WORK TO BE COMPLETED:
Omitting the pictures, print every line below exactly as it stands.

BEGIN

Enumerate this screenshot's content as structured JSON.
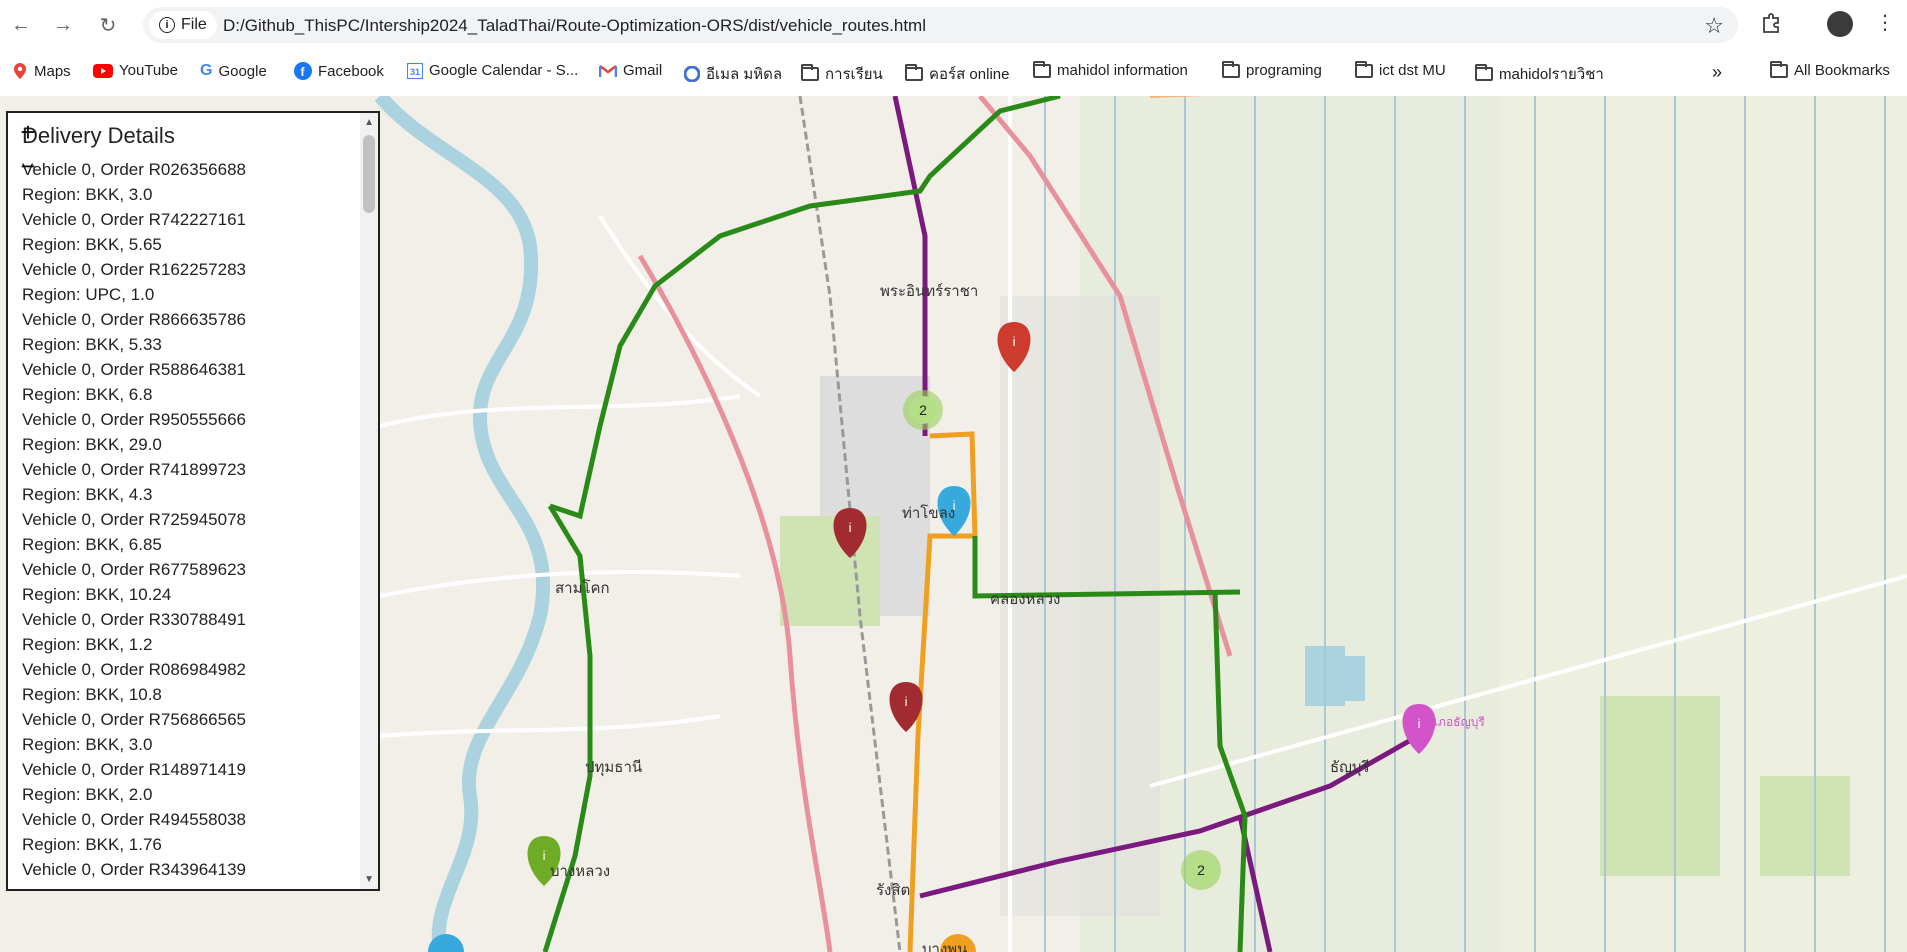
{
  "browser": {
    "file_label": "File",
    "url": "D:/Github_ThisPC/Intership2024_TaladThai/Route-Optimization-ORS/dist/vehicle_routes.html",
    "bookmarks": [
      {
        "label": "Maps",
        "icon": "maps-icon"
      },
      {
        "label": "YouTube",
        "icon": "youtube-icon"
      },
      {
        "label": "Google",
        "icon": "google-icon"
      },
      {
        "label": "Facebook",
        "icon": "facebook-icon"
      },
      {
        "label": "Google Calendar - S...",
        "icon": "calendar-icon"
      },
      {
        "label": "Gmail",
        "icon": "gmail-icon"
      },
      {
        "label": "อีเมล มหิดล",
        "icon": "mahidol-mail-icon"
      },
      {
        "label": "การเรียน",
        "icon": "folder-icon"
      },
      {
        "label": "คอร์ส online",
        "icon": "folder-icon"
      },
      {
        "label": "mahidol information",
        "icon": "folder-icon"
      },
      {
        "label": "programing",
        "icon": "folder-icon"
      },
      {
        "label": "ict dst MU",
        "icon": "folder-icon"
      },
      {
        "label": "mahidolรายวิชา",
        "icon": "folder-icon"
      }
    ],
    "overflow_label": "»",
    "all_bookmarks": "All Bookmarks"
  },
  "map": {
    "zoom_in": "+",
    "zoom_out": "−",
    "cluster_counts": [
      "2",
      "2"
    ],
    "colors": {
      "route_green": "#2a8a17",
      "route_purple": "#7a1a7e",
      "route_orange": "#f0a020",
      "marker_red": "#cc3b2e",
      "marker_darkred": "#a12b30",
      "marker_blue": "#38a9dc",
      "marker_green": "#6fac25",
      "marker_pink": "#d254c8",
      "cluster": "#9ad05a"
    },
    "place_labels": [
      "สามโคก",
      "ปทุมธานี",
      "บางหลวง",
      "รังสิต",
      "ธัญบุรี",
      "พระอินทร์ราชา",
      "ท่าโขลง",
      "คลองหลวง",
      "บางพูน",
      "อำเภอธัญบุรี"
    ]
  },
  "panel": {
    "title": "Delivery Details",
    "lines": [
      "Vehicle 0, Order R026356688",
      "Region: BKK, 3.0",
      "Vehicle 0, Order R742227161",
      "Region: BKK, 5.65",
      "Vehicle 0, Order R162257283",
      "Region: UPC, 1.0",
      "Vehicle 0, Order R866635786",
      "Region: BKK, 5.33",
      "Vehicle 0, Order R588646381",
      "Region: BKK, 6.8",
      "Vehicle 0, Order R950555666",
      "Region: BKK, 29.0",
      "Vehicle 0, Order R741899723",
      "Region: BKK, 4.3",
      "Vehicle 0, Order R725945078",
      "Region: BKK, 6.85",
      "Vehicle 0, Order R677589623",
      "Region: BKK, 10.24",
      "Vehicle 0, Order R330788491",
      "Region: BKK, 1.2",
      "Vehicle 0, Order R086984982",
      "Region: BKK, 10.8",
      "Vehicle 0, Order R756866565",
      "Region: BKK, 3.0",
      "Vehicle 0, Order R148971419",
      "Region: BKK, 2.0",
      "Vehicle 0, Order R494558038",
      "Region: BKK, 1.76",
      "Vehicle 0, Order R343964139"
    ]
  }
}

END

TASK ANSWER:
Enumerate this screenshot's content as structured JSON.
{
  "browser": {
    "file_label": "File",
    "url": "D:/Github_ThisPC/Intership2024_TaladThai/Route-Optimization-ORS/dist/vehicle_routes.html",
    "bookmarks": [
      {
        "label": "Maps",
        "icon": "maps-icon"
      },
      {
        "label": "YouTube",
        "icon": "youtube-icon"
      },
      {
        "label": "Google",
        "icon": "google-icon"
      },
      {
        "label": "Facebook",
        "icon": "facebook-icon"
      },
      {
        "label": "Google Calendar - S...",
        "icon": "calendar-icon"
      },
      {
        "label": "Gmail",
        "icon": "gmail-icon"
      },
      {
        "label": "อีเมล มหิดล",
        "icon": "mahidol-mail-icon"
      },
      {
        "label": "การเรียน",
        "icon": "folder-icon"
      },
      {
        "label": "คอร์ส online",
        "icon": "folder-icon"
      },
      {
        "label": "mahidol information",
        "icon": "folder-icon"
      },
      {
        "label": "programing",
        "icon": "folder-icon"
      },
      {
        "label": "ict dst MU",
        "icon": "folder-icon"
      },
      {
        "label": "mahidolรายวิชา",
        "icon": "folder-icon"
      }
    ],
    "overflow_label": "»",
    "all_bookmarks": "All Bookmarks"
  },
  "map": {
    "zoom_in": "+",
    "zoom_out": "−",
    "cluster_counts": [
      "2",
      "2"
    ],
    "colors": {
      "route_green": "#2a8a17",
      "route_purple": "#7a1a7e",
      "route_orange": "#f0a020",
      "marker_red": "#cc3b2e",
      "marker_darkred": "#a12b30",
      "marker_blue": "#38a9dc",
      "marker_green": "#6fac25",
      "marker_pink": "#d254c8",
      "cluster": "#9ad05a"
    },
    "place_labels": [
      "สามโคก",
      "ปทุมธานี",
      "บางหลวง",
      "รังสิต",
      "ธัญบุรี",
      "พระอินทร์ราชา",
      "ท่าโขลง",
      "คลองหลวง",
      "บางพูน",
      "อำเภอธัญบุรี"
    ]
  },
  "panel": {
    "title": "Delivery Details",
    "lines": [
      "Vehicle 0, Order R026356688",
      "Region: BKK, 3.0",
      "Vehicle 0, Order R742227161",
      "Region: BKK, 5.65",
      "Vehicle 0, Order R162257283",
      "Region: UPC, 1.0",
      "Vehicle 0, Order R866635786",
      "Region: BKK, 5.33",
      "Vehicle 0, Order R588646381",
      "Region: BKK, 6.8",
      "Vehicle 0, Order R950555666",
      "Region: BKK, 29.0",
      "Vehicle 0, Order R741899723",
      "Region: BKK, 4.3",
      "Vehicle 0, Order R725945078",
      "Region: BKK, 6.85",
      "Vehicle 0, Order R677589623",
      "Region: BKK, 10.24",
      "Vehicle 0, Order R330788491",
      "Region: BKK, 1.2",
      "Vehicle 0, Order R086984982",
      "Region: BKK, 10.8",
      "Vehicle 0, Order R756866565",
      "Region: BKK, 3.0",
      "Vehicle 0, Order R148971419",
      "Region: BKK, 2.0",
      "Vehicle 0, Order R494558038",
      "Region: BKK, 1.76",
      "Vehicle 0, Order R343964139"
    ]
  }
}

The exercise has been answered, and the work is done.